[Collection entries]
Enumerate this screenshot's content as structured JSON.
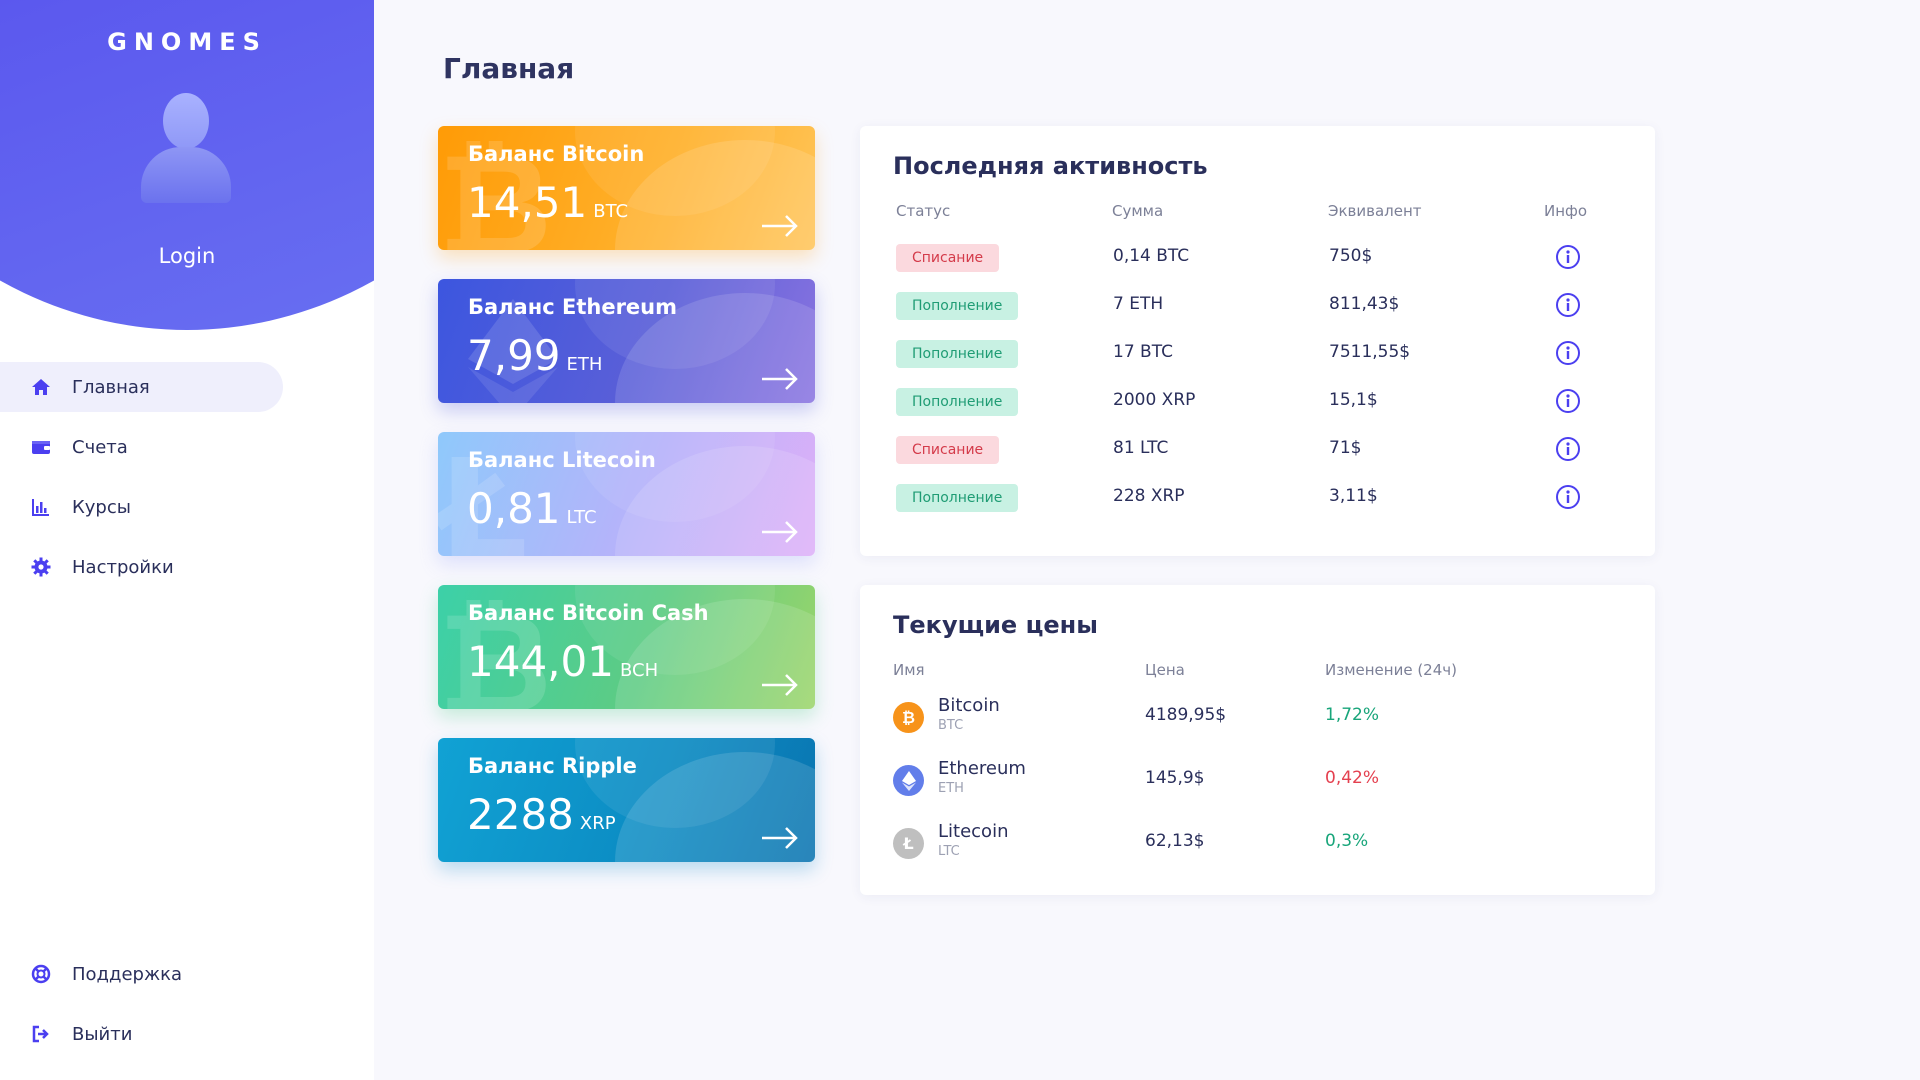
{
  "app": {
    "brand": "GNOMES",
    "user": "Login"
  },
  "nav": {
    "items": [
      {
        "label": "Главная",
        "icon": "home-icon"
      },
      {
        "label": "Счета",
        "icon": "wallet-icon"
      },
      {
        "label": "Курсы",
        "icon": "chart-icon"
      },
      {
        "label": "Настройки",
        "icon": "gear-icon"
      }
    ],
    "bottom": [
      {
        "label": "Поддержка",
        "icon": "lifebuoy-icon"
      },
      {
        "label": "Выйти",
        "icon": "logout-icon"
      }
    ]
  },
  "page": {
    "title": "Главная"
  },
  "balances": [
    {
      "title": "Баланс Bitcoin",
      "value": "14,51",
      "unit": "BTC"
    },
    {
      "title": "Баланс Ethereum",
      "value": "7,99",
      "unit": "ETH"
    },
    {
      "title": "Баланс Litecoin",
      "value": "0,81",
      "unit": "LTC"
    },
    {
      "title": "Баланс Bitcoin Cash",
      "value": "144,01",
      "unit": "BCH"
    },
    {
      "title": "Баланс Ripple",
      "value": "2288",
      "unit": "XRP"
    }
  ],
  "activity": {
    "title": "Последняя активность",
    "columns": [
      "Статус",
      "Сумма",
      "Эквивалент",
      "Инфо"
    ],
    "rows": [
      {
        "status": "Списание",
        "amount": "0,14 BTC",
        "equiv": "750$"
      },
      {
        "status": "Пополнение",
        "amount": "7 ETH",
        "equiv": "811,43$"
      },
      {
        "status": "Пополнение",
        "amount": "17 BTC",
        "equiv": "7511,55$"
      },
      {
        "status": "Пополнение",
        "amount": "2000 XRP",
        "equiv": "15,1$"
      },
      {
        "status": "Списание",
        "amount": "81 LTC",
        "equiv": "71$"
      },
      {
        "status": "Пополнение",
        "amount": "228 XRP",
        "equiv": "3,11$"
      }
    ]
  },
  "prices": {
    "title": "Текущие цены",
    "columns": [
      "Имя",
      "Цена",
      "Изменение (24ч)"
    ],
    "rows": [
      {
        "name": "Bitcoin",
        "code": "BTC",
        "price": "4189,95$",
        "change": "1,72%"
      },
      {
        "name": "Ethereum",
        "code": "ETH",
        "price": "145,9$",
        "change": "0,42%"
      },
      {
        "name": "Litecoin",
        "code": "LTC",
        "price": "62,13$",
        "change": "0,3%"
      }
    ]
  },
  "colors": {
    "accent": "#4b3ff0",
    "positive": "#18a57a",
    "negative": "#e4404f"
  }
}
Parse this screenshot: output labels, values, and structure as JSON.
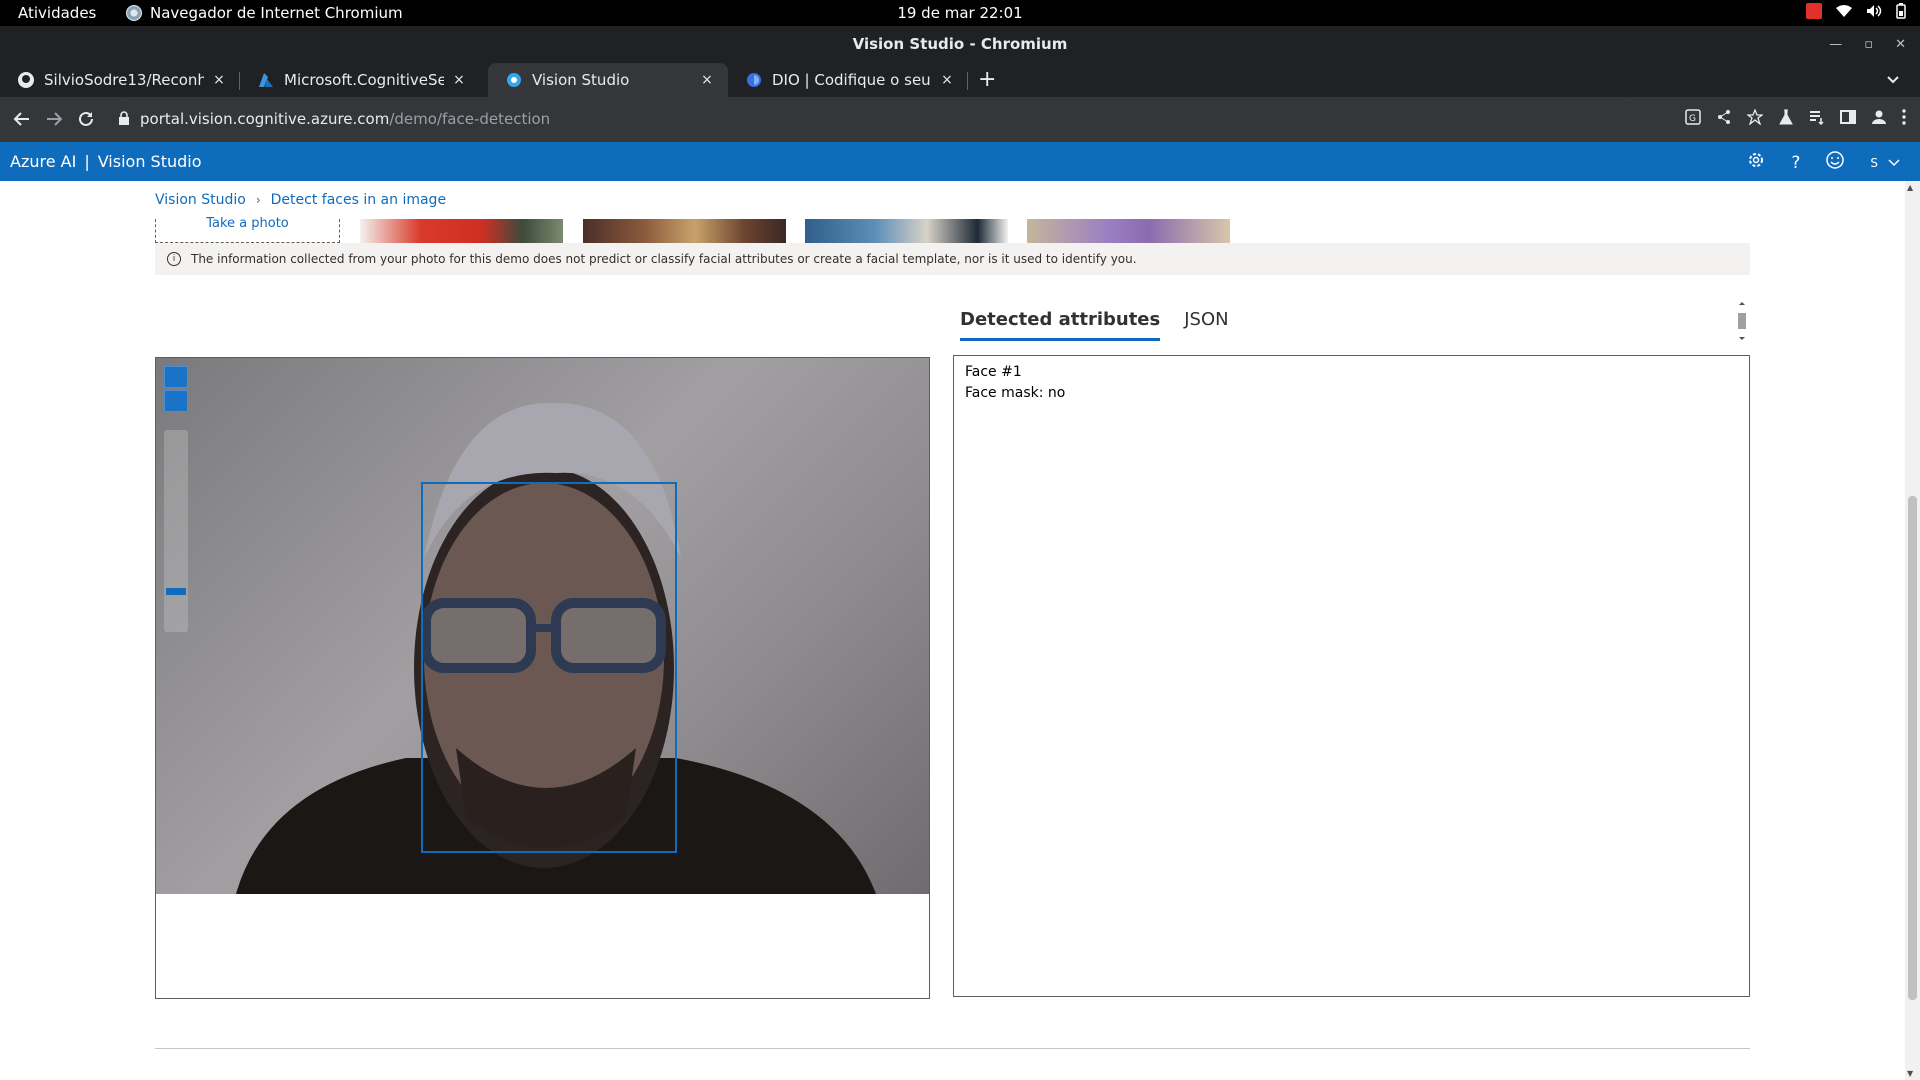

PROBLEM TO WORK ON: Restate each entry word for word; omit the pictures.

RESULT FOR THIS TASK:
Enumerate this screenshot's content as structured JSON.
{
  "app": {
    "brand": "GNOMES",
    "user": "Login"
  },
  "nav": {
    "items": [
      {
        "label": "Главная",
        "icon": "home-icon"
      },
      {
        "label": "Счета",
        "icon": "wallet-icon"
      },
      {
        "label": "Курсы",
        "icon": "chart-icon"
      },
      {
        "label": "Настройки",
        "icon": "gear-icon"
      }
    ],
    "bottom": [
      {
        "label": "Поддержка",
        "icon": "lifebuoy-icon"
      },
      {
        "label": "Выйти",
        "icon": "logout-icon"
      }
    ]
  },
  "page": {
    "title": "Главная"
  },
  "balances": [
    {
      "title": "Баланс Bitcoin",
      "value": "14,51",
      "unit": "BTC"
    },
    {
      "title": "Баланс Ethereum",
      "value": "7,99",
      "unit": "ETH"
    },
    {
      "title": "Баланс Litecoin",
      "value": "0,81",
      "unit": "LTC"
    },
    {
      "title": "Баланс Bitcoin Cash",
      "value": "144,01",
      "unit": "BCH"
    },
    {
      "title": "Баланс Ripple",
      "value": "2288",
      "unit": "XRP"
    }
  ],
  "activity": {
    "title": "Последняя активность",
    "columns": [
      "Статус",
      "Сумма",
      "Эквивалент",
      "Инфо"
    ],
    "rows": [
      {
        "status": "Списание",
        "amount": "0,14 BTC",
        "equiv": "750$"
      },
      {
        "status": "Пополнение",
        "amount": "7 ETH",
        "equiv": "811,43$"
      },
      {
        "status": "Пополнение",
        "amount": "17 BTC",
        "equiv": "7511,55$"
      },
      {
        "status": "Пополнение",
        "amount": "2000 XRP",
        "equiv": "15,1$"
      },
      {
        "status": "Списание",
        "amount": "81 LTC",
        "equiv": "71$"
      },
      {
        "status": "Пополнение",
        "amount": "228 XRP",
        "equiv": "3,11$"
      }
    ]
  },
  "prices": {
    "title": "Текущие цены",
    "columns": [
      "Имя",
      "Цена",
      "Изменение (24ч)"
    ],
    "rows": [
      {
        "name": "Bitcoin",
        "code": "BTC",
        "price": "4189,95$",
        "change": "1,72%"
      },
      {
        "name": "Ethereum",
        "code": "ETH",
        "price": "145,9$",
        "change": "0,42%"
      },
      {
        "name": "Litecoin",
        "code": "LTC",
        "price": "62,13$",
        "change": "0,3%"
      }
    ]
  },
  "colors": {
    "accent": "#4b3ff0",
    "positive": "#18a57a",
    "negative": "#e4404f"
  }
}
Parse this screenshot: output labels, values, and structure as JSON.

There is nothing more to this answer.